Today’s post is a review of Musashikuni Mamu’s performance in the Kyūshū Basho 2013. I could only find video for three of the seven matches, so this post doesn’t give a full perspective of Musashikuni’s performance in this basho. Nevertheless, I still enjoy making gifs of these early matches, and thereby this post may contribute to my enjoyment more than the readers.
This basho was only Musashikuni’s second performance after his mae-zumo matches. While he was still learning, he was also able to show more of his quickly-developing skillset in the jonidan division – a division that held Musashikuni for only two basho.
Also, don’t forgot to check out NorthAmericanSumo.com next week. I hope to have a post about the FitCon Sumo Cup 2019, which seemed to have been a fantastic sumo event. I also hope to have some information about a sumo camp in New Jersey, which will be an excellent opportunity for anyone to develop their sumo skills – whether a complete beginner or advanced expert. So, don’t forget to check out the website next week, and email me at NorthAmericanSumo@Gmail.com if you have any sumo questions!
Musashikuni Mamu Match 1 Gif – Kyūshū Basho 2013
Musashikuni Mamu Match 2 Gif – Kyūshū Basho 2013
Musashikuni Mamu Match 3 Gif – Kyūshū Basho 2013
Musashikuni Mamu Match 4 Gif – Kyūshū Basho 2013
Musashikuni Mamu Match 5 Gif – Kyūshū Basho 2013
Musashikuni Mamu Match 6 Gif – Kyūshū Basho 2013
Musashikuni Mamu Match 7 Gif – Kyūshū Basho 2013
As you can see in these gifs, Musashikuni simply overpowers his opponents. He was able to get the thrusting victories pretty easily against Sharinoumi Ryoji and Teraofuji Kenyu. These two competitors weren’t pushovers either, finishing with 4-3 and 3-4 records respectively. Even in Musashikuni’s loss above, against Komatsukasa Akira, he was able to push his opponent around throughout the match. It was a well-timed sidestep that gave Musashikuni his defeat, showing his relative inexperience in sumo during this basho.
It is interesting to see how much Musashikuni has grown, which gives him success using similar techniques in the makushita division. It seems that Musashikuni is similar to Wakaichiro (or likely the other way around), in that he has a natural technique core that has been carried throughout his career. He has certainly learned some new skills along the way, but he seems to regularly return to this core approach.
Lastly, Musashikuni went 5-2 during this basho, losing to a rikishi that also went 5-2 and another that went 6-1. Not too bad!

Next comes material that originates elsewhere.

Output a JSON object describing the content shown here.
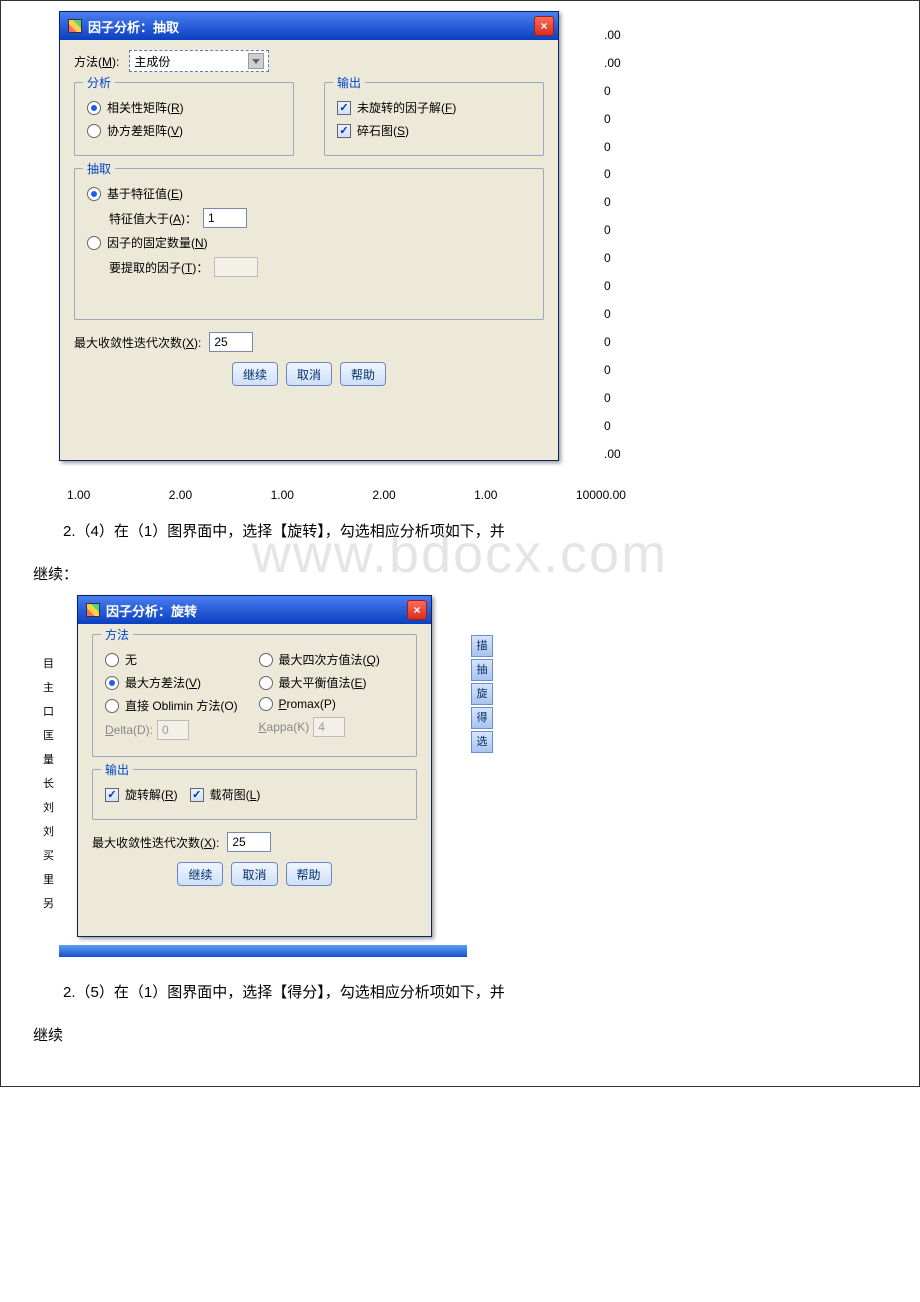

He would continue to go 6-1, 5-2, and 5-2 in his next three basho, having an incredible start to his career. Let’s hope that Musashikuni will get another streak like that some day!